Given these structural shifts, companies evaluate tech spend and consolidate their tech stack. In a down economy, it’s time to clean house and determine if you’re getting the right ROI on your platforms and tools. But it’s not all about cutting tech.
Wong says, “For Salesforce users, it’s not always about finding a cheaper solution. In many cases, you can use native Salesforce functionality or an enabler like LeanData to achieve the same outcome as a third party tool.” This is another way to maximize the return on your tech investment while retaining the processes that are important to your business.
Investing in Customer Success
When company leadership declares, “We’re going to focus on customer retention,” what does that mean for a Salesforce admin or RevOps practitioner?
Identifying the signals for customer retention or churn begins with data. In order to get trustworthy, actionable data on your customers, RevOps must implement a data collection process. This ideally involves automation and may also include customer interviews and third party data.
“We’re seeing a lot of activity in the market around companies enhancing their Gainsight platform or other CS tech integrations to capture the right data,” says Wong.
Signals that indicate retention or churn risk will be unique to each business model. For PLG models, usage is often a reliable indicator. For SLG models, licenses and customer relationships are indicators.
Other signs of churn may include:
- Low Net Promoter Score
- Loss of champion
- No support requests
- No business reviews
- Login activities
Ultimately, your data should reveal whether your products and services are delivering value to your customers in a way that will make them stay through this difficult time. After all, they are taking cost optimization measures themselves.
Armed with actionable insights, customer experience departments, account managers, and even customer marketing can then take proactive steps to re-engage and preserve customers at risk for churn.
RevOps Can Handle Both Down and Up Economies
During periods of intense growth, businesses may perform well, however, infrastructure often suffers. Understandably, there’s an attitude of “I’ve got better things to do than clean my room right now.” This is how companies get bloated tech stacks full of point solutions, dirty CRMs, and brittle code serving as bandaids to much larger issues. No one cares, because things look up.
Now we care.
In the past, it may have been easy to just find a tool or person to manage a manual process. Now, you can’t afford that extra person or tool. You have to find ways to streamline and automate your processes within your existing technology. A down economy is a golden opportunity to clean everything up, get your data in order, and automate as much as you can.
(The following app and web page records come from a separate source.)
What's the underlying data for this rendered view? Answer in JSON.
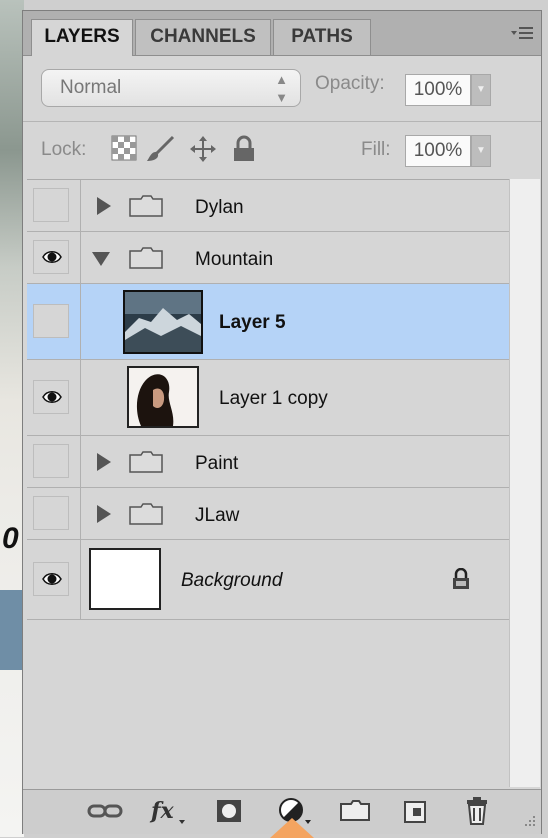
{
  "tabs": [
    {
      "label": "LAYERS",
      "active": true
    },
    {
      "label": "CHANNELS",
      "active": false
    },
    {
      "label": "PATHS",
      "active": false
    }
  ],
  "panel_menu_icon": "panel-menu-icon",
  "blend_mode": {
    "value": "Normal"
  },
  "opacity": {
    "label": "Opacity:",
    "value": "100%"
  },
  "lock": {
    "label": "Lock:",
    "icons": [
      "lock-transparent-icon",
      "lock-image-icon",
      "lock-position-icon",
      "lock-all-icon"
    ]
  },
  "fill": {
    "label": "Fill:",
    "value": "100%"
  },
  "layers": [
    {
      "name": "Dylan",
      "type": "group",
      "expanded": false,
      "visible": false
    },
    {
      "name": "Mountain",
      "type": "group",
      "expanded": true,
      "visible": true
    },
    {
      "name": "Layer 5",
      "type": "layer",
      "selected": true,
      "visible": false,
      "indent": true
    },
    {
      "name": "Layer 1 copy",
      "type": "layer",
      "visible": true,
      "indent": true
    },
    {
      "name": "Paint",
      "type": "group",
      "expanded": false,
      "visible": false
    },
    {
      "name": "JLaw",
      "type": "group",
      "expanded": false,
      "visible": false
    },
    {
      "name": "Background",
      "type": "background",
      "visible": true,
      "locked": true
    }
  ],
  "toolbar": [
    "link-layers-icon",
    "layer-style-fx-icon",
    "add-mask-icon",
    "adjustment-layer-icon",
    "new-group-icon",
    "new-layer-icon",
    "delete-layer-icon"
  ],
  "colors": {
    "selected_row": "#b5d3f7",
    "panel": "#d6d6d6"
  }
}
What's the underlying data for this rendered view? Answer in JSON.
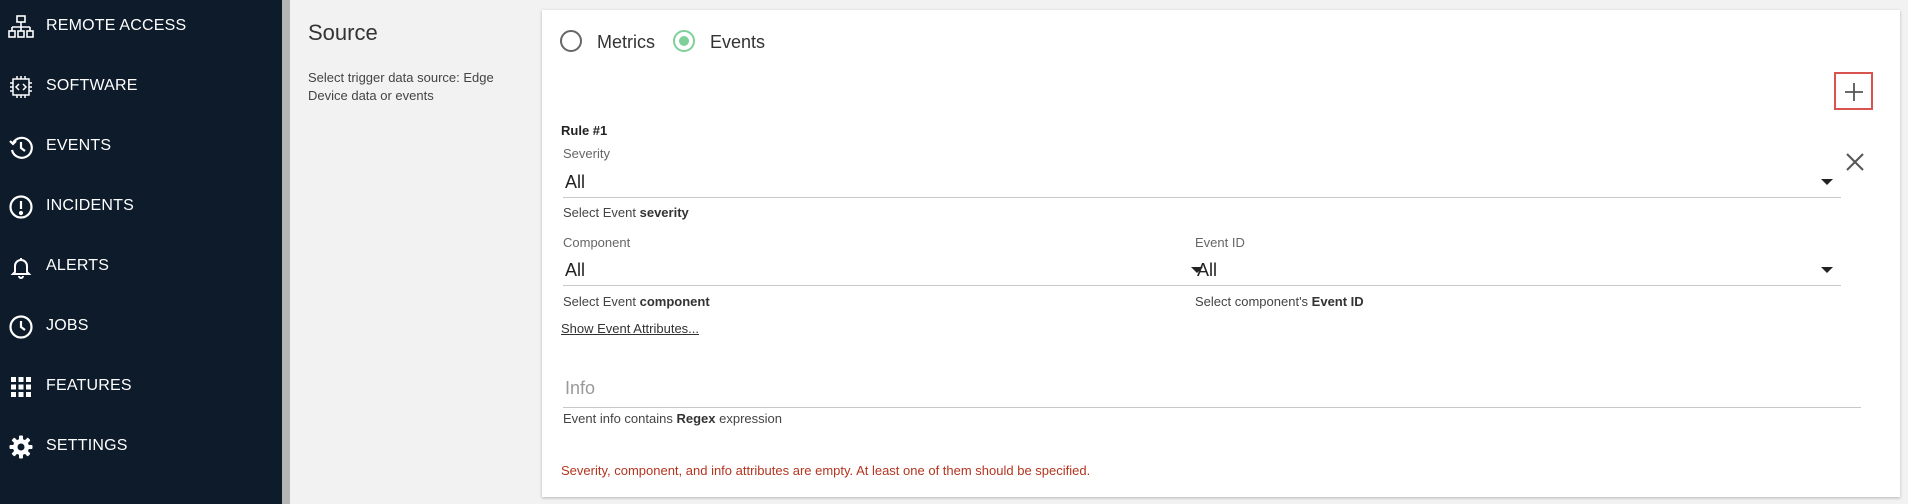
{
  "sidebar": {
    "items": [
      {
        "label": "REMOTE ACCESS",
        "icon": "network-icon"
      },
      {
        "label": "SOFTWARE",
        "icon": "chip-code-icon"
      },
      {
        "label": "EVENTS",
        "icon": "history-icon"
      },
      {
        "label": "INCIDENTS",
        "icon": "alert-circle-icon"
      },
      {
        "label": "ALERTS",
        "icon": "bell-icon"
      },
      {
        "label": "JOBS",
        "icon": "clock-icon"
      },
      {
        "label": "FEATURES",
        "icon": "grid-icon"
      },
      {
        "label": "SETTINGS",
        "icon": "gear-icon"
      }
    ]
  },
  "section": {
    "title": "Source",
    "description": "Select trigger data source: Edge Device data or events"
  },
  "source_type": {
    "options": [
      "Metrics",
      "Events"
    ],
    "selected": "Events"
  },
  "rule": {
    "title": "Rule #1",
    "severity": {
      "label": "Severity",
      "value": "All",
      "helper_prefix": "Select Event ",
      "helper_bold": "severity"
    },
    "component": {
      "label": "Component",
      "value": "All",
      "helper_prefix": "Select Event ",
      "helper_bold": "component"
    },
    "event_id": {
      "label": "Event ID",
      "value": "All",
      "helper_prefix": "Select component's ",
      "helper_bold": "Event ID"
    },
    "show_attributes_link": "Show Event Attributes...",
    "info": {
      "placeholder": "Info",
      "value": "",
      "helper_prefix": "Event info contains ",
      "helper_bold": "Regex",
      "helper_suffix": " expression"
    },
    "error": "Severity, component, and info attributes are empty. At least one of them should be specified."
  },
  "colors": {
    "sidebar_bg": "#0d1b2a",
    "radio_accent": "#7fcf99",
    "error_text": "#b3351f",
    "add_button_border": "#d9534f"
  }
}
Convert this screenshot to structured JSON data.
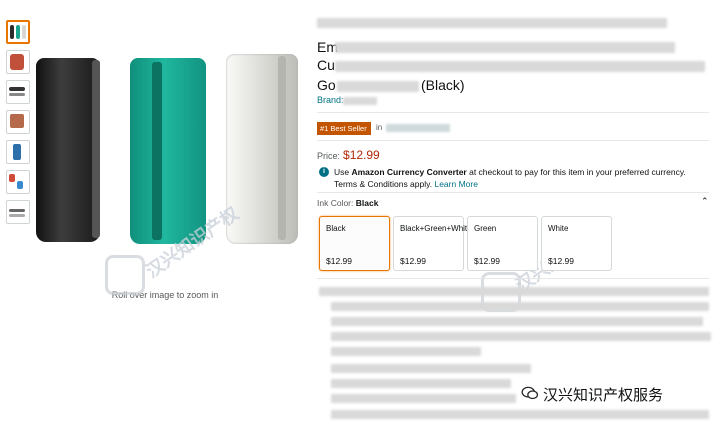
{
  "gallery": {
    "thumbnail_count": 7,
    "zoom_hint": "Roll over image to zoom in",
    "product_colors": [
      "#2b2b2b",
      "#1aa58f",
      "#e8e8e4"
    ]
  },
  "product": {
    "title_line1_start": "Em",
    "title_line2_start": "Cu",
    "title_line3_start": "Go",
    "title_line3_end": "(Black)",
    "brand_prefix": "Brand:",
    "badge": "#1 Best Seller",
    "badge_in": "in",
    "price_label": "Price:",
    "price": "$12.99"
  },
  "currency_notice": {
    "text_before": "Use ",
    "bold": "Amazon Currency Converter",
    "text_after": " at checkout to pay for this item in your preferred currency. Terms & Conditions apply. ",
    "link": "Learn More"
  },
  "ink_color": {
    "label": "Ink Color:",
    "selected": "Black",
    "options": [
      {
        "name": "Black",
        "price": "$12.99"
      },
      {
        "name": "Black+Green+White",
        "price": "$12.99"
      },
      {
        "name": "Green",
        "price": "$12.99"
      },
      {
        "name": "White",
        "price": "$12.99"
      }
    ]
  },
  "watermark": {
    "text": "汉兴知识产权",
    "footer": "汉兴知识产权服务"
  },
  "colors": {
    "accent_orange": "#e77600",
    "badge_bg": "#c45500",
    "price_red": "#b12704",
    "link_teal": "#007185"
  }
}
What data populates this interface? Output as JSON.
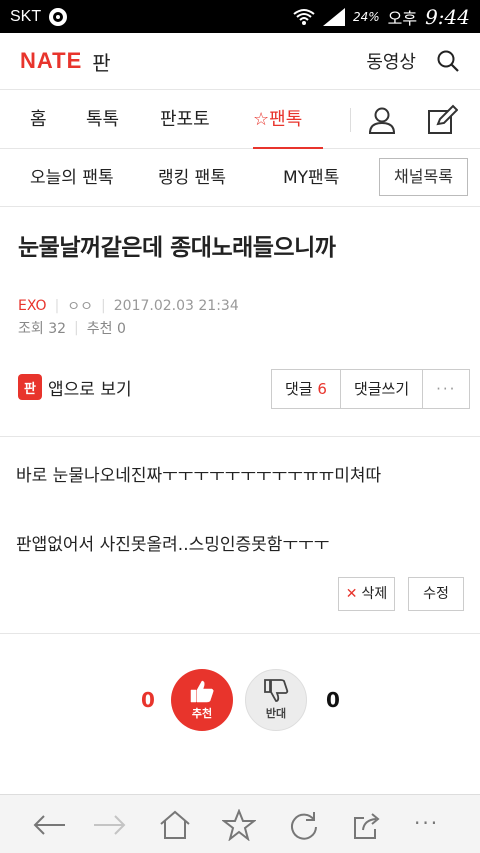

This is how a high-performing, mature RevOps team survives in a tough market. Then, when the economy recovers (as it inevitably will), their infrastructure is prepared and won’t be the bottleneck for revenue generation.